How To Follow WW2 in 'Real Time' Through Twitter & National Archives

Ukwarcabinet
History buffs and all of us who love good, old fashioned, paper data will enjoy following @ukwarcabinet on Twitter, as each day, several times a day, the actual documents tracking the War Cabinet's decisions are opened up by the National Archives in 'real time' (albeit 70 years later).

Ukwarcabinet example Yesterday we learned that "Cabinet meets to discuss Finnish progress against the Russians and the possibility of further assistance http://ow.ly/TglB", the link leading you to the actual minutes from the meeting, pictured.

Superb for history buffs, and an alternative, long-line way of learning in depth the history of the War. So it won't fit within the structures of our hour-by-hour school timetables and 40 hour courses, but I'm real aficionados young and old will latch onto it regardless.

It would be great if the National Archives could somehow let us skip the meaningless 'checkout' for free downloads of PDFs. It'd also be a good idea for them to put some welly behind the marketing - this should have at least the 2,500 followers of Samuel Pepys, and then some.

Comments

Feed You can follow this conversation by subscribing to the comment feed for this post.

The comments to this entry are closed.

About Ewan

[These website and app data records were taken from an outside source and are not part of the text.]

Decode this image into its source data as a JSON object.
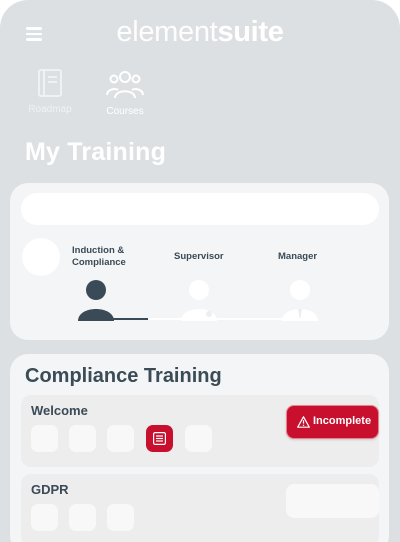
{
  "header": {
    "brand_light": "element",
    "brand_bold": "suite"
  },
  "nav": {
    "items": [
      {
        "label": "Roadmap",
        "icon": "book-icon"
      },
      {
        "label": "Courses",
        "icon": "people-icon"
      }
    ]
  },
  "page": {
    "title": "My Training"
  },
  "progress": {
    "steps": [
      {
        "label_line1": "Induction &",
        "label_line2": "Compliance",
        "state": "active"
      },
      {
        "label_line1": "Supervisor",
        "label_line2": "",
        "state": "inactive"
      },
      {
        "label_line1": "Manager",
        "label_line2": "",
        "state": "inactive"
      }
    ]
  },
  "compliance": {
    "title": "Compliance Training",
    "modules": [
      {
        "title": "Welcome",
        "status": "Incomplete",
        "status_icon": "warning-icon",
        "active_chip_icon": "list-icon"
      },
      {
        "title": "GDPR"
      }
    ]
  },
  "colors": {
    "accent": "#c8102e",
    "text_dark": "#3a4a56",
    "background": "#dde0e3"
  }
}
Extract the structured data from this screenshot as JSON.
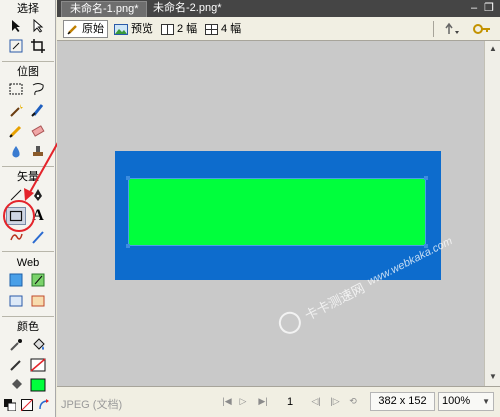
{
  "toolbox": {
    "sections": {
      "select": "选择",
      "bitmap": "位图",
      "vector": "矢量",
      "web": "Web",
      "colors": "颜色"
    },
    "vector_text_tool": "A"
  },
  "document": {
    "tabs": [
      {
        "label": "未命名-1.png*",
        "active": true
      },
      {
        "label": "未命名-2.png*",
        "active": false
      }
    ],
    "window_buttons": {
      "minimize": "–",
      "restore": "❐"
    },
    "views": [
      {
        "label": "原始",
        "icon": "pencil-icon",
        "active": true
      },
      {
        "label": "预览",
        "icon": "image-preview-icon",
        "active": false
      },
      {
        "label": "2 幅",
        "icon": "two-up-icon",
        "active": false
      },
      {
        "label": "4 幅",
        "icon": "four-up-icon",
        "active": false
      }
    ]
  },
  "canvas": {
    "outer_color": "#0d6ccd",
    "inner_color": "#00ff3c",
    "background": "#c9c9c9"
  },
  "watermark": {
    "text_cn": "卡卡测速网",
    "url": "www.webkaka.com"
  },
  "statusbar": {
    "file_type": "JPEG (文档)",
    "frame": "1",
    "dimensions": "382 x 152",
    "zoom": "100%"
  },
  "annotation": {
    "color": "#e4242b"
  }
}
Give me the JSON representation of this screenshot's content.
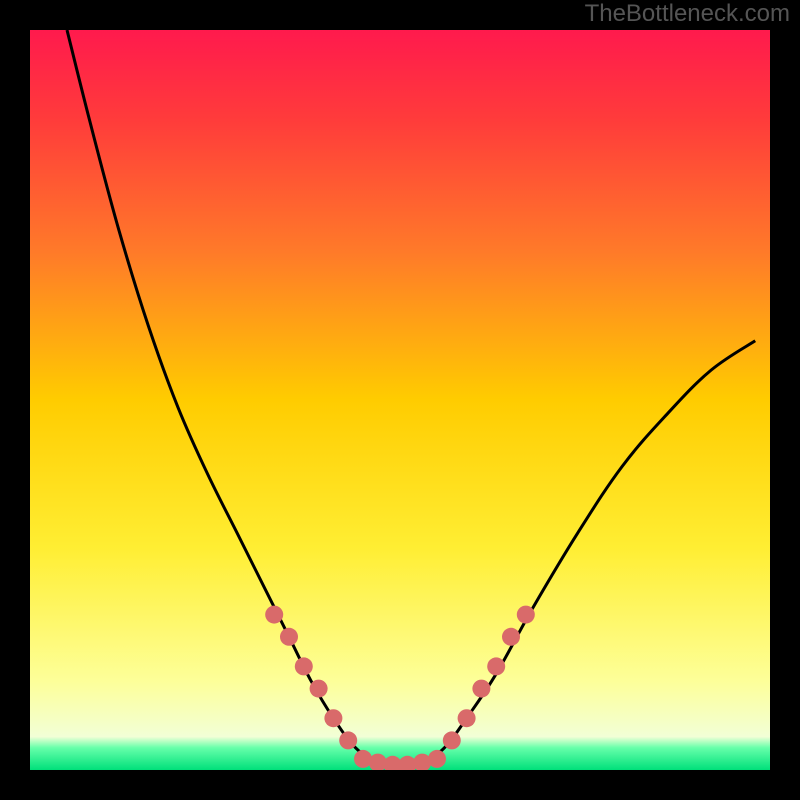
{
  "watermark": "TheBottleneck.com",
  "chart_data": {
    "type": "line",
    "title": "",
    "xlabel": "",
    "ylabel": "",
    "xlim": [
      0,
      100
    ],
    "ylim": [
      0,
      100
    ],
    "axes_visible": false,
    "curve": {
      "name": "bottleneck-curve",
      "x": [
        5,
        8,
        12,
        16,
        20,
        24,
        28,
        32,
        35,
        38,
        41,
        44,
        47,
        50,
        53,
        56,
        59,
        63,
        68,
        74,
        80,
        86,
        92,
        98
      ],
      "y": [
        100,
        88,
        73,
        60,
        49,
        40,
        32,
        24,
        18,
        12,
        7,
        3,
        1,
        0.5,
        1,
        3,
        7,
        13,
        22,
        32,
        41,
        48,
        54,
        58
      ]
    },
    "markers": {
      "name": "marker-points",
      "color": "#d96a6a",
      "x": [
        33,
        35,
        37,
        39,
        41,
        43,
        45,
        47,
        49,
        51,
        53,
        55,
        57,
        59,
        61,
        63,
        65,
        67
      ],
      "y": [
        21,
        18,
        14,
        11,
        7,
        4,
        1.5,
        1,
        0.7,
        0.7,
        1,
        1.5,
        4,
        7,
        11,
        14,
        18,
        21
      ]
    },
    "background_gradient": [
      {
        "pos": 0.0,
        "color": "#ff1a4d"
      },
      {
        "pos": 0.12,
        "color": "#ff3b3b"
      },
      {
        "pos": 0.3,
        "color": "#ff7a29"
      },
      {
        "pos": 0.5,
        "color": "#ffcc00"
      },
      {
        "pos": 0.7,
        "color": "#ffee33"
      },
      {
        "pos": 0.88,
        "color": "#fdff99"
      },
      {
        "pos": 0.955,
        "color": "#f2ffd6"
      },
      {
        "pos": 0.97,
        "color": "#66ffaa"
      },
      {
        "pos": 1.0,
        "color": "#00e07a"
      }
    ]
  }
}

Ewan McIntosh is the founder of NoTosh, the no-nonsense company that makes accessible the creative process required to innovate: to find meaningful problems and solve them.

Ewan wrote How To Come Up With Great Ideas and Actually Make Them Happen, a manual that does what is says for education leaders, innovators and people who want to be both.

What does Ewan do?

Module Masterclass

School leaders and innovators struggle to make the most of educators' and students' potential. My team at NoTosh cut the time and cost of making significant change in physical spaces, digital and curricular innovation programmes. We work long term to help make that change last, even as educators come and go.

Recent Posts

    Archives

    More...